BY DAVE PRICE
Daily Post Editor
Could the tax-raisers give the rest of us a break? The San Mateo County Supervisors are moving ahead with plans to put a half-cent sales tax on next November’s ballot to raise money for transportation projects.
It was little over a year ago when voters approved the supervisor’s last tax proposal, Measure K, an extension of a half-cent “temporary” sales tax.
In that election, Belmont and East Palo Alto raised their sales taxes too.
Next year, voters in San Mateo County will be facing at least three measures designed to take cash out of their pockets. Besides the half-cent transportation sales tax, Caltrain wants an eighth-of-a-cent sales tax in San Mateo, Santa Clara and San Francisco counties. It hasn’t been decided if that will be on the June or November ballots. And a $3 toll increase on the state-owned Bay bridges will go to voters in June.
These ballot measure descriptions are always written the same way. They tout the alleged benefits and downplay the cost. Low-information voters who aren’t paying attention approve them, diluting the votes of informed residents.
What’s sad about the constant push to raise sales taxes and tolls is that they hurt the very people our politicians claim to want to help — the poor and middle class. The wealthy spend a smaller percentage of their income on items that are subject to the sales tax than those who aren’t as well off.

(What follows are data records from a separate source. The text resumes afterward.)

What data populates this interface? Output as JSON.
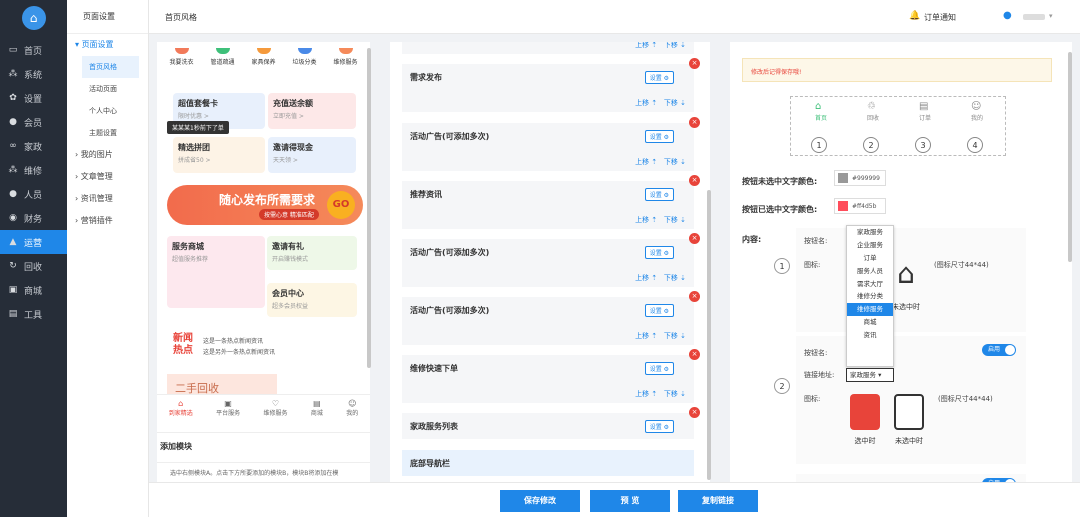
{
  "sidebar": {
    "items": [
      {
        "label": "首页",
        "icon": "monitor-icon"
      },
      {
        "label": "系统",
        "icon": "network-icon"
      },
      {
        "label": "设置",
        "icon": "gear-icon"
      },
      {
        "label": "会员",
        "icon": "user-icon"
      },
      {
        "label": "家政",
        "icon": "link-icon"
      },
      {
        "label": "维修",
        "icon": "network-icon"
      },
      {
        "label": "人员",
        "icon": "user-icon"
      },
      {
        "label": "财务",
        "icon": "finance-icon"
      },
      {
        "label": "运营",
        "icon": "chart-icon",
        "active": true
      },
      {
        "label": "回收",
        "icon": "recycle-icon"
      },
      {
        "label": "商城",
        "icon": "shop-icon"
      },
      {
        "label": "工具",
        "icon": "toolbox-icon"
      }
    ]
  },
  "subnav": {
    "header": "页面设置",
    "group_open": "页面设置",
    "sub_items": [
      "首页风格",
      "活动页面",
      "个人中心",
      "主题设置"
    ],
    "groups": [
      "我的图片",
      "文章管理",
      "资讯管理",
      "营销插件"
    ]
  },
  "topbar": {
    "title": "首页风格",
    "notice": "订单通知"
  },
  "preview": {
    "icons": [
      "我要洗衣",
      "管道疏通",
      "家具保养",
      "垃圾分类",
      "维修服务"
    ],
    "cards": [
      {
        "title": "超值套餐卡",
        "sub": "限时优惠 >"
      },
      {
        "title": "充值送余额",
        "sub": "立即充值 >"
      },
      {
        "title": "精选拼团",
        "sub": "拼成省50 >"
      },
      {
        "title": "邀请得现金",
        "sub": "天天领 >"
      }
    ],
    "tip": "某某某1秒前下了单",
    "banner_title": "随心发布所需要求",
    "banner_sub": "按需心意 精准匹配",
    "banner_go": "GO",
    "shop": {
      "title": "服务商城",
      "sub": "超值服务推荐"
    },
    "invite": {
      "title": "邀请有礼",
      "sub": "开启赚钱模式"
    },
    "member": {
      "title": "会员中心",
      "sub": "超多会员权益"
    },
    "news_label": "新闻热点",
    "news": [
      "这是一条热点新闻资讯",
      "这是另外一条热点新闻资讯"
    ],
    "secondhand": "二手回收",
    "tabbar": [
      "到家精选",
      "平台服务",
      "维修服务",
      "商城",
      "我的"
    ],
    "add_module": "添加模块",
    "add_desc": "选中右侧模块A。点击下方所要添加的模块B，模块B将添加在模"
  },
  "modules": {
    "set_label": "设置",
    "up_label": "上移",
    "down_label": "下移",
    "items": [
      "需求发布",
      "活动广告(可添加多次)",
      "推荐资讯",
      "活动广告(可添加多次)",
      "活动广告(可添加多次)",
      "维修快速下单",
      "家政服务列表",
      "底部导航栏"
    ]
  },
  "settings": {
    "warning": "修改后记得保存哦!",
    "tabs": [
      "首页",
      "回收",
      "订单",
      "我的"
    ],
    "unselected_label": "按钮未选中文字颜色:",
    "unselected_color": "#999999",
    "selected_label": "按钮已选中文字颜色:",
    "selected_color": "#ff4d5b",
    "content_label": "内容:",
    "btn_name_label": "按钮名:",
    "icon_label": "图标:",
    "link_label": "链接地址:",
    "icon_size": "(图标尺寸44*44)",
    "selected_cap": "选中时",
    "unselected_cap": "未选中时",
    "toggle": "启用",
    "dropdown": [
      "家政服务",
      "企业服务",
      "订单",
      "服务人员",
      "需求大厅",
      "维修分类",
      "维修服务",
      "商城",
      "资讯"
    ],
    "dropdown_selected": "维修服务",
    "link_value": "家政服务"
  },
  "footer": {
    "save": "保存修改",
    "preview": "预 览",
    "copy": "复制链接"
  }
}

Local Progressives who favor such taxes should call themselves “the Regressives.”
There’s no doubt that the promoters of this new sales tax will promise that the money will reduce traffic congestion.
Analyze past performance
But when you hear that, ask yourself this question: What did we get from the current half-cent sales tax for transportation that’s been in effect for 29 years. I’m talking about Measure A of 1988, which was renewed in 2004?
Has Measure A made it easier to get around? Did Measure A reduce congestion?
How much did Measure A increase our freeway capacity?
And the San Mateo County Board of Supervisors isn’t even sure how they will spend these transportation tax dollars if this new tax is approved. They’re asking cities around the county to come up with wish lists of projects to fund. Menlo Park finalized its wish list last Tuesday.
This process is backward. First you determine what is needed, then you ask for the money.
Hidden room for more lanes
I think we’ve been on the wrong track when it comes to transportation funding. Too much money has been poured into mass transit, toll lanes, road diets and road obstructions euphemistically called “traffic calming,” and we’re not putting enough money into our highways.
It’s amazing the planners for Highway 101 in San Mateo County have suddenly found space on both sides of the road to add an extra lane on each side. They only did so because they wanted to add a toll lane. They could have added those lanes years ago, but now they want to in order to add a lane that most drivers won’t be able to use — just those who are permitted in carpool lanes or are willing to pay an electronic toll.
Why didn’t they trot out this extra lane years ago? Traffic has been terrible on 101 for a long time. But it apparently takes a pet project, like a toll lane, in order to widen a highway.
You may be asking yourself, “Isn’t there a limit to how high they can raise the sales tax?”
Yes, normally local governments (cities and counties) cannot collect more than 2% on every retail sales dollar. But legislation authored by Assemblyman Kevin Mullin, D-South San Francisco, and signed by Gov. Jerry Brown allows San Mateo County to go for a new half-cent sales tax and bust the 2% limit.
This 2% is just part of the overall sales tax. The total sales tax, when you include state levies, is 8.75% on average in San Mateo County, which is higher than the 7.25% the rest of the state pays on average. The rate in the city of San Mateo is 9% and it’s 9.25% in East Palo Alto, Belmont and South San Francisco.
Next year, a lot of people will be thinking about taxes. The new tax bill that has won House and Senate approval will raise taxes for people in the Bay Area who will lose their deductions for state and local taxes.
Democrats like House Minority Leader Nancy Pelosi and Gov. Brown are upset about the bill because it will hurt their supporters.
But those who will be hit hardest by the loss of this deduction are the wealthy. Pelosi and Brown ought to come out just as ferociously against taxes that hit the middle- and lower-income brackets.
Editor Dave Price’s column appears on Mondays. His email address is email@example.com.